[Items from a data source]
☆ ☆ ☆ ☆ ☆ ☆ ☆
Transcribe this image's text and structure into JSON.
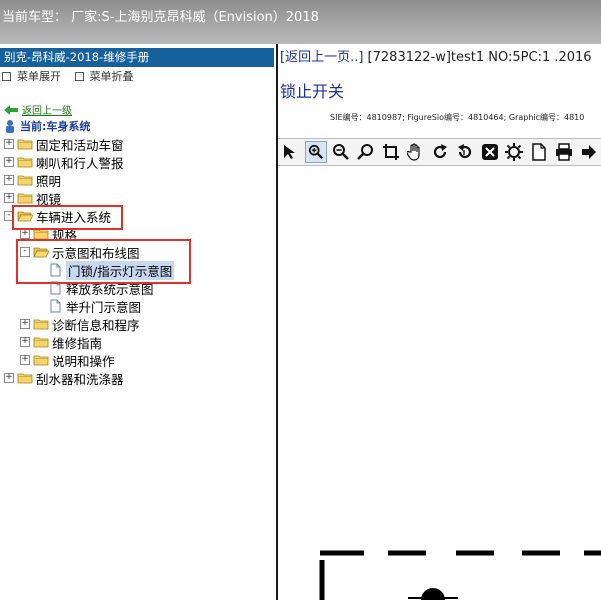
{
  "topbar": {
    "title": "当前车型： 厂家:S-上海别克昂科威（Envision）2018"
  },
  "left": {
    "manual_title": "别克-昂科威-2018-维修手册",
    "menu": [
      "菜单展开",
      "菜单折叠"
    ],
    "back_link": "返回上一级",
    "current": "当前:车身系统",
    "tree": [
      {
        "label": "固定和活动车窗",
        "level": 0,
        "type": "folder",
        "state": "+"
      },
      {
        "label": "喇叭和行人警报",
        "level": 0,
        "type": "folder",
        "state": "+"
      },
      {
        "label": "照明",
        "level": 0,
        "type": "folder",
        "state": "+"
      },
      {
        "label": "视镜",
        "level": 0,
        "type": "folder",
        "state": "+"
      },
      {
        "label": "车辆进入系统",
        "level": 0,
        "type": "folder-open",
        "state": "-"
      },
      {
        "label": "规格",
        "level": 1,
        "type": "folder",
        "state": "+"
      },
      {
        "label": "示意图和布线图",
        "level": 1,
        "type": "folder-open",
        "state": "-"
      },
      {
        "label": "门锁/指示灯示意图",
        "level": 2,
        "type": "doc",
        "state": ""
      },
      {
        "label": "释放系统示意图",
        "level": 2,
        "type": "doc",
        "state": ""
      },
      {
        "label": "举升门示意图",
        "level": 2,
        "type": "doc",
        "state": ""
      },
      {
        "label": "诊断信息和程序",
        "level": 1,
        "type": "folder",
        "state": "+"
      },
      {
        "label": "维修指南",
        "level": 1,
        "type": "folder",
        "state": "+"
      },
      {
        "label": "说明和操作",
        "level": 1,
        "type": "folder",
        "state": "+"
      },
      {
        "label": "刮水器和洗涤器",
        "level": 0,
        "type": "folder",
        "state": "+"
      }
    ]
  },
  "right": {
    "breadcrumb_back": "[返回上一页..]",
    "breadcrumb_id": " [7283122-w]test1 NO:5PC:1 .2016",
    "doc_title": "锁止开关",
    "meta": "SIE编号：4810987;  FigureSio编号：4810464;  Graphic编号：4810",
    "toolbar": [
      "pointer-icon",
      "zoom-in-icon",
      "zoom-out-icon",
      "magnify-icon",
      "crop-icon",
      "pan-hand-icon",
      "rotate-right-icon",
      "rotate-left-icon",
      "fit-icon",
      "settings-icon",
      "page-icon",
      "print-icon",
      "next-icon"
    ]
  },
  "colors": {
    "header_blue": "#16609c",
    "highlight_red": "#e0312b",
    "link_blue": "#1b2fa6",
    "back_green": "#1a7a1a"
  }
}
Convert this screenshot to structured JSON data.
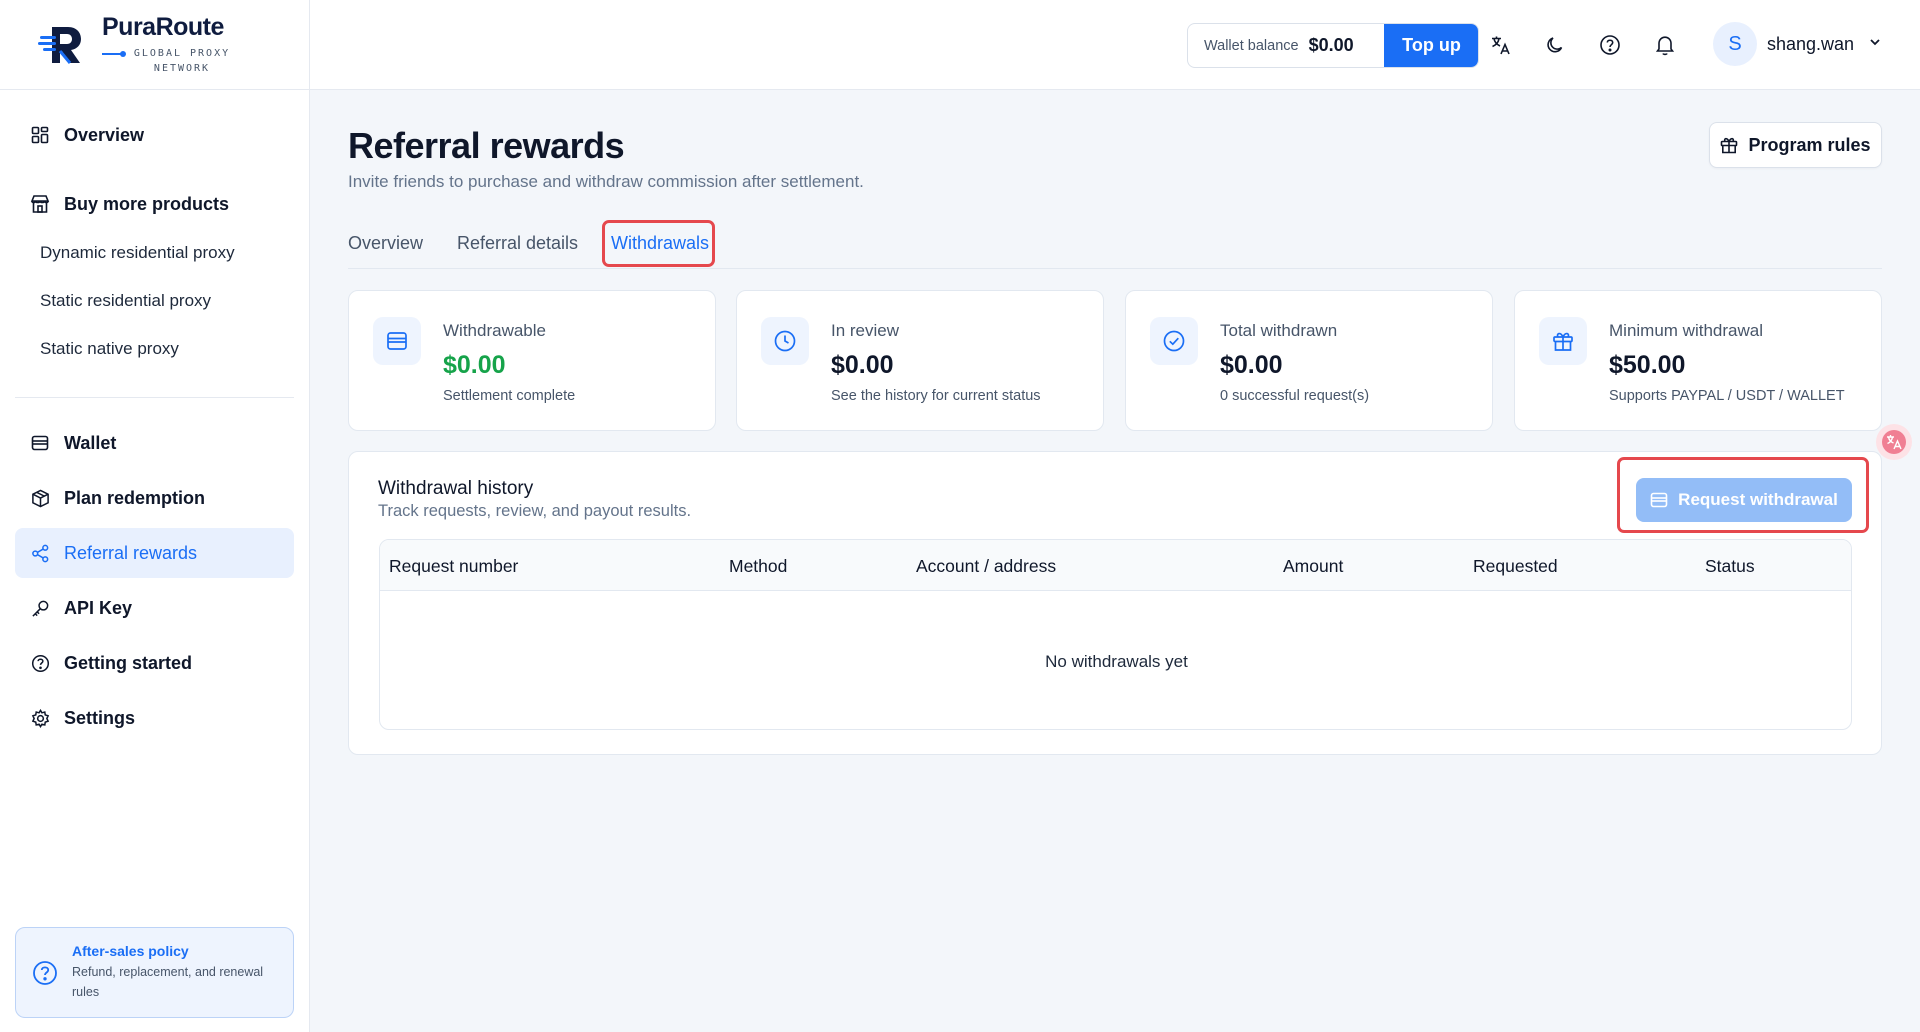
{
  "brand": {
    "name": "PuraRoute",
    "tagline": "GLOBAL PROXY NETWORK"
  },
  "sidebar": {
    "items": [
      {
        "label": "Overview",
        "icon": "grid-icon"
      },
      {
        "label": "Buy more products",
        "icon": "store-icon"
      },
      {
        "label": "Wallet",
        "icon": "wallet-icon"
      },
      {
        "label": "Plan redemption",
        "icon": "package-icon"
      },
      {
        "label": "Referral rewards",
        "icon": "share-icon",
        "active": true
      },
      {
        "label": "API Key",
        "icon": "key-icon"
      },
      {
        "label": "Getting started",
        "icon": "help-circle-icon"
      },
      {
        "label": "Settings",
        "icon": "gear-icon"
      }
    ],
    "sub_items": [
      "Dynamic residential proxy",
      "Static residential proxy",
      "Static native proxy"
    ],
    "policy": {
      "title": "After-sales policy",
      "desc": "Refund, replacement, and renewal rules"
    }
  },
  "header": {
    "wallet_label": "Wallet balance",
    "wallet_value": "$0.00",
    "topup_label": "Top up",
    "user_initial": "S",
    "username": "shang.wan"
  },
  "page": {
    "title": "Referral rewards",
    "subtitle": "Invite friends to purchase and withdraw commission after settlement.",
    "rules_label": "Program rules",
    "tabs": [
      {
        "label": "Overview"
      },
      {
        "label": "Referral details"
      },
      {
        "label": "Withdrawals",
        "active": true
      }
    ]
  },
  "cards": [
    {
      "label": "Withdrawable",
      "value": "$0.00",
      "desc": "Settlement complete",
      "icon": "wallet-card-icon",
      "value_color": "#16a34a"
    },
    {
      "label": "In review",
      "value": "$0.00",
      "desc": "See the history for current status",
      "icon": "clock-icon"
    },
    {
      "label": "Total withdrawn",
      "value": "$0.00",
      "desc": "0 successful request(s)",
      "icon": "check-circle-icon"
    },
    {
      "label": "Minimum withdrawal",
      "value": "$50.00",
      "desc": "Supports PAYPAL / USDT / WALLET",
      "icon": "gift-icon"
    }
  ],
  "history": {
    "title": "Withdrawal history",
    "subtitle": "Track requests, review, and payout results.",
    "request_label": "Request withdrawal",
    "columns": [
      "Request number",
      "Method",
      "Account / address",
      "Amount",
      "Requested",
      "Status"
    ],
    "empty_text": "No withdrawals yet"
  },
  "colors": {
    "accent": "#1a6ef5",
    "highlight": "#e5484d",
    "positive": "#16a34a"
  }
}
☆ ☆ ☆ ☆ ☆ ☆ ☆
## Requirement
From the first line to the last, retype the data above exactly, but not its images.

## Worked solution
Transcribe this image's text and structure into JSON.
{
  "topbar": {
    "title": "当前车型： 厂家:S-上海别克昂科威（Envision）2018"
  },
  "left": {
    "manual_title": "别克-昂科威-2018-维修手册",
    "menu": [
      "菜单展开",
      "菜单折叠"
    ],
    "back_link": "返回上一级",
    "current": "当前:车身系统",
    "tree": [
      {
        "label": "固定和活动车窗",
        "level": 0,
        "type": "folder",
        "state": "+"
      },
      {
        "label": "喇叭和行人警报",
        "level": 0,
        "type": "folder",
        "state": "+"
      },
      {
        "label": "照明",
        "level": 0,
        "type": "folder",
        "state": "+"
      },
      {
        "label": "视镜",
        "level": 0,
        "type": "folder",
        "state": "+"
      },
      {
        "label": "车辆进入系统",
        "level": 0,
        "type": "folder-open",
        "state": "-"
      },
      {
        "label": "规格",
        "level": 1,
        "type": "folder",
        "state": "+"
      },
      {
        "label": "示意图和布线图",
        "level": 1,
        "type": "folder-open",
        "state": "-"
      },
      {
        "label": "门锁/指示灯示意图",
        "level": 2,
        "type": "doc",
        "state": ""
      },
      {
        "label": "释放系统示意图",
        "level": 2,
        "type": "doc",
        "state": ""
      },
      {
        "label": "举升门示意图",
        "level": 2,
        "type": "doc",
        "state": ""
      },
      {
        "label": "诊断信息和程序",
        "level": 1,
        "type": "folder",
        "state": "+"
      },
      {
        "label": "维修指南",
        "level": 1,
        "type": "folder",
        "state": "+"
      },
      {
        "label": "说明和操作",
        "level": 1,
        "type": "folder",
        "state": "+"
      },
      {
        "label": "刮水器和洗涤器",
        "level": 0,
        "type": "folder",
        "state": "+"
      }
    ]
  },
  "right": {
    "breadcrumb_back": "[返回上一页..]",
    "breadcrumb_id": " [7283122-w]test1 NO:5PC:1 .2016",
    "doc_title": "锁止开关",
    "meta": "SIE编号：4810987;  FigureSio编号：4810464;  Graphic编号：4810",
    "toolbar": [
      "pointer-icon",
      "zoom-in-icon",
      "zoom-out-icon",
      "magnify-icon",
      "crop-icon",
      "pan-hand-icon",
      "rotate-right-icon",
      "rotate-left-icon",
      "fit-icon",
      "settings-icon",
      "page-icon",
      "print-icon",
      "next-icon"
    ]
  },
  "colors": {
    "header_blue": "#16609c",
    "highlight_red": "#e0312b",
    "link_blue": "#1b2fa6",
    "back_green": "#1a7a1a"
  }
}
Convert this screenshot to structured JSON data.
{
  "brand": {
    "name": "PuraRoute",
    "tagline": "GLOBAL PROXY NETWORK"
  },
  "sidebar": {
    "items": [
      {
        "label": "Overview",
        "icon": "grid-icon"
      },
      {
        "label": "Buy more products",
        "icon": "store-icon"
      },
      {
        "label": "Wallet",
        "icon": "wallet-icon"
      },
      {
        "label": "Plan redemption",
        "icon": "package-icon"
      },
      {
        "label": "Referral rewards",
        "icon": "share-icon",
        "active": true
      },
      {
        "label": "API Key",
        "icon": "key-icon"
      },
      {
        "label": "Getting started",
        "icon": "help-circle-icon"
      },
      {
        "label": "Settings",
        "icon": "gear-icon"
      }
    ],
    "sub_items": [
      "Dynamic residential proxy",
      "Static residential proxy",
      "Static native proxy"
    ],
    "policy": {
      "title": "After-sales policy",
      "desc": "Refund, replacement, and renewal rules"
    }
  },
  "header": {
    "wallet_label": "Wallet balance",
    "wallet_value": "$0.00",
    "topup_label": "Top up",
    "user_initial": "S",
    "username": "shang.wan"
  },
  "page": {
    "title": "Referral rewards",
    "subtitle": "Invite friends to purchase and withdraw commission after settlement.",
    "rules_label": "Program rules",
    "tabs": [
      {
        "label": "Overview"
      },
      {
        "label": "Referral details"
      },
      {
        "label": "Withdrawals",
        "active": true
      }
    ]
  },
  "cards": [
    {
      "label": "Withdrawable",
      "value": "$0.00",
      "desc": "Settlement complete",
      "icon": "wallet-card-icon",
      "value_color": "#16a34a"
    },
    {
      "label": "In review",
      "value": "$0.00",
      "desc": "See the history for current status",
      "icon": "clock-icon"
    },
    {
      "label": "Total withdrawn",
      "value": "$0.00",
      "desc": "0 successful request(s)",
      "icon": "check-circle-icon"
    },
    {
      "label": "Minimum withdrawal",
      "value": "$50.00",
      "desc": "Supports PAYPAL / USDT / WALLET",
      "icon": "gift-icon"
    }
  ],
  "history": {
    "title": "Withdrawal history",
    "subtitle": "Track requests, review, and payout results.",
    "request_label": "Request withdrawal",
    "columns": [
      "Request number",
      "Method",
      "Account / address",
      "Amount",
      "Requested",
      "Status"
    ],
    "empty_text": "No withdrawals yet"
  },
  "colors": {
    "accent": "#1a6ef5",
    "highlight": "#e5484d",
    "positive": "#16a34a"
  }
}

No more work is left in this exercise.